= WHAT TO WORK ON =
Gather every line in the records below that contains the word "Projects".

[Stored items from a collection]
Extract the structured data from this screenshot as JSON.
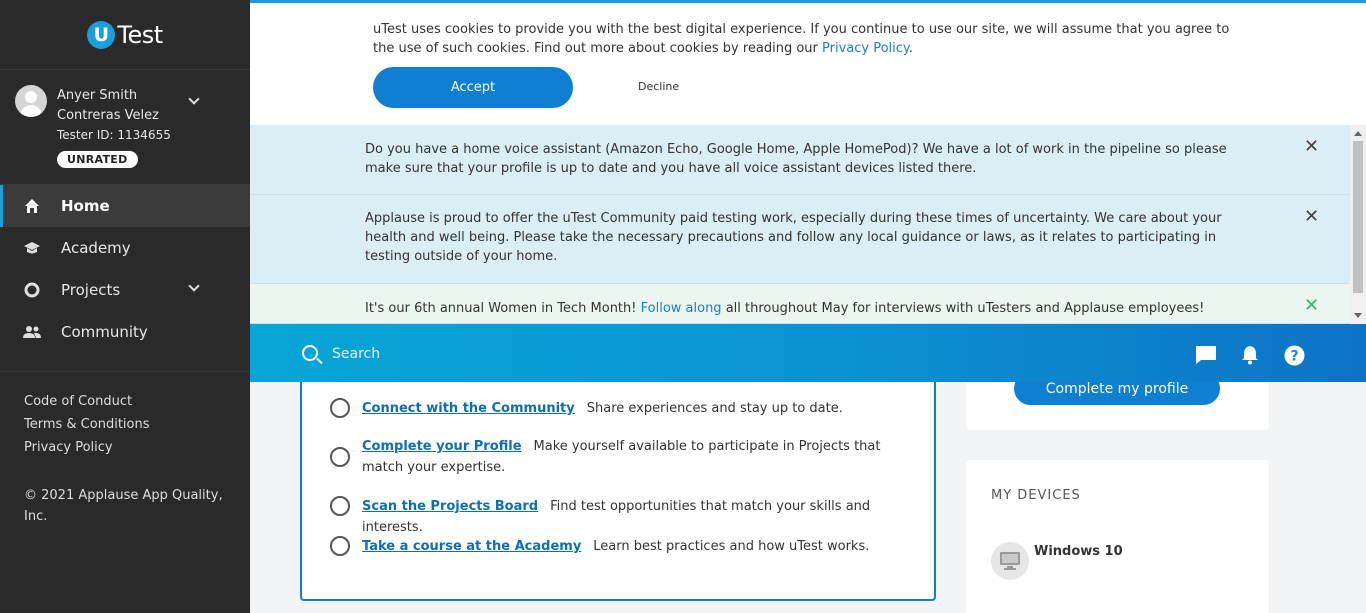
{
  "brand": {
    "logo_letter": "U",
    "logo_text": "Test",
    "accent": "#1b9fd9"
  },
  "profile": {
    "first_line": "Anyer Smith",
    "second_line": "Contreras Velez",
    "tester_id": "Tester ID: 1134655",
    "rating": "UNRATED"
  },
  "nav": {
    "home": "Home",
    "academy": "Academy",
    "projects": "Projects",
    "community": "Community"
  },
  "footer_links": {
    "code_of_conduct": "Code of Conduct",
    "terms": "Terms & Conditions",
    "privacy": "Privacy Policy",
    "copyright": "© 2021 Applause App Quality, Inc."
  },
  "cookie": {
    "text": "uTest uses cookies to provide you with the best digital experience. If you continue to use our site, we will assume that you agree to the use of such cookies. Find out more about cookies by reading our ",
    "link": "Privacy Policy",
    "text_end": ".",
    "accept": "Accept",
    "decline": "Decline"
  },
  "notices": {
    "voice": "Do you have a home voice assistant (Amazon Echo, Google Home, Apple HomePod)? We have a lot of work in the pipeline so please make sure that your profile is up to date and you have all voice assistant devices listed there.",
    "applause": "Applause is proud to offer the uTest Community paid testing work, especially during these times of uncertainty. We care about your health and well being. Please take the necessary precautions and follow any local guidance or laws, as it relates to participating in testing outside of your home.",
    "women_pre": "It's our 6th annual Women in Tech Month! ",
    "women_link": "Follow along",
    "women_post": " all throughout May for interviews with uTesters and Applause employees!",
    "close": "✕"
  },
  "search": {
    "placeholder": "Search"
  },
  "tasks": [
    {
      "link": "Connect with the Community",
      "desc": "Share experiences and stay up to date."
    },
    {
      "link": "Complete your Profile",
      "desc": "Make yourself available to participate in Projects that match your expertise."
    },
    {
      "link": "Scan the Projects Board",
      "desc": "Find test opportunities that match your skills and interests."
    },
    {
      "link": "Take a course at the Academy",
      "desc": "Learn best practices and how uTest works."
    }
  ],
  "profile_card": {
    "button": "Complete my profile"
  },
  "devices": {
    "title": "MY DEVICES",
    "items": [
      "Windows 10"
    ]
  }
}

= REPLY =
    "projects": "Projects",
      "desc": "Make yourself available to participate in Projects that match your expertise."
      "link": "Scan the Projects Board",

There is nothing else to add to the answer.